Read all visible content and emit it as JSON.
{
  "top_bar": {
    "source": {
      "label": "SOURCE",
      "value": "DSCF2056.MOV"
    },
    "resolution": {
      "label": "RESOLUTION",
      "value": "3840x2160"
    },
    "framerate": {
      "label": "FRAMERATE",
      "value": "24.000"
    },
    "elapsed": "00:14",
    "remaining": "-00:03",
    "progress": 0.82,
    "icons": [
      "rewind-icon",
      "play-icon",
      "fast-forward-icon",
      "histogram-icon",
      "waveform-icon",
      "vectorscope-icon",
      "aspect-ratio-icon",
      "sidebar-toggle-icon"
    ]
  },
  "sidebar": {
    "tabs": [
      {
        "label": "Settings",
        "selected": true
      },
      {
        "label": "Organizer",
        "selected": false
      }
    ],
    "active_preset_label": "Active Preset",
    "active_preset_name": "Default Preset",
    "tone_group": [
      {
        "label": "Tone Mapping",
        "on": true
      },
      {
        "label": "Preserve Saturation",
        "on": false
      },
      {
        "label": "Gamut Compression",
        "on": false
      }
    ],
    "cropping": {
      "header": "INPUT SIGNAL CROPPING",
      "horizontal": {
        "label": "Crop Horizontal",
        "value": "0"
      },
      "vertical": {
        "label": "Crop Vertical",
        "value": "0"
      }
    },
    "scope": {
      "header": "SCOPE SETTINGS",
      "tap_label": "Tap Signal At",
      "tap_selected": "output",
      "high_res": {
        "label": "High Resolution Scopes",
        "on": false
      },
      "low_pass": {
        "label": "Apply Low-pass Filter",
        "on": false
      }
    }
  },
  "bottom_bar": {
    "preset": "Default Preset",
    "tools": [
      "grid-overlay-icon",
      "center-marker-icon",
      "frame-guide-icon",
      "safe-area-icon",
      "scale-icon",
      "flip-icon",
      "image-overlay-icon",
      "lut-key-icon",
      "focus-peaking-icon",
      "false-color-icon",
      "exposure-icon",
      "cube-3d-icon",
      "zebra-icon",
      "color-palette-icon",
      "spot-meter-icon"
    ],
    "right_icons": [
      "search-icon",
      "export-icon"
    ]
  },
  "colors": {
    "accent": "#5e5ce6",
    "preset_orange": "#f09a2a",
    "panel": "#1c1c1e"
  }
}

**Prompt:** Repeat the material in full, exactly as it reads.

**Answer box:**
Read all visible content and emit it as JSON.
{
  "top_bar": {
    "source": {
      "label": "SOURCE",
      "value": "DSCF2056.MOV"
    },
    "resolution": {
      "label": "RESOLUTION",
      "value": "3840x2160"
    },
    "framerate": {
      "label": "FRAMERATE",
      "value": "24.000"
    },
    "elapsed": "00:14",
    "remaining": "-00:03",
    "progress": 0.82,
    "icons": [
      "rewind-icon",
      "play-icon",
      "fast-forward-icon",
      "histogram-icon",
      "waveform-icon",
      "vectorscope-icon",
      "aspect-ratio-icon",
      "sidebar-toggle-icon"
    ]
  },
  "sidebar": {
    "tabs": [
      {
        "label": "Settings",
        "selected": true
      },
      {
        "label": "Organizer",
        "selected": false
      }
    ],
    "active_preset_label": "Active Preset",
    "active_preset_name": "Default Preset",
    "tone_group": [
      {
        "label": "Tone Mapping",
        "on": true
      },
      {
        "label": "Preserve Saturation",
        "on": false
      },
      {
        "label": "Gamut Compression",
        "on": false
      }
    ],
    "cropping": {
      "header": "INPUT SIGNAL CROPPING",
      "horizontal": {
        "label": "Crop Horizontal",
        "value": "0"
      },
      "vertical": {
        "label": "Crop Vertical",
        "value": "0"
      }
    },
    "scope": {
      "header": "SCOPE SETTINGS",
      "tap_label": "Tap Signal At",
      "tap_selected": "output",
      "high_res": {
        "label": "High Resolution Scopes",
        "on": false
      },
      "low_pass": {
        "label": "Apply Low-pass Filter",
        "on": false
      }
    }
  },
  "bottom_bar": {
    "preset": "Default Preset",
    "tools": [
      "grid-overlay-icon",
      "center-marker-icon",
      "frame-guide-icon",
      "safe-area-icon",
      "scale-icon",
      "flip-icon",
      "image-overlay-icon",
      "lut-key-icon",
      "focus-peaking-icon",
      "false-color-icon",
      "exposure-icon",
      "cube-3d-icon",
      "zebra-icon",
      "color-palette-icon",
      "spot-meter-icon"
    ],
    "right_icons": [
      "search-icon",
      "export-icon"
    ]
  },
  "colors": {
    "accent": "#5e5ce6",
    "preset_orange": "#f09a2a",
    "panel": "#1c1c1e"
  }
}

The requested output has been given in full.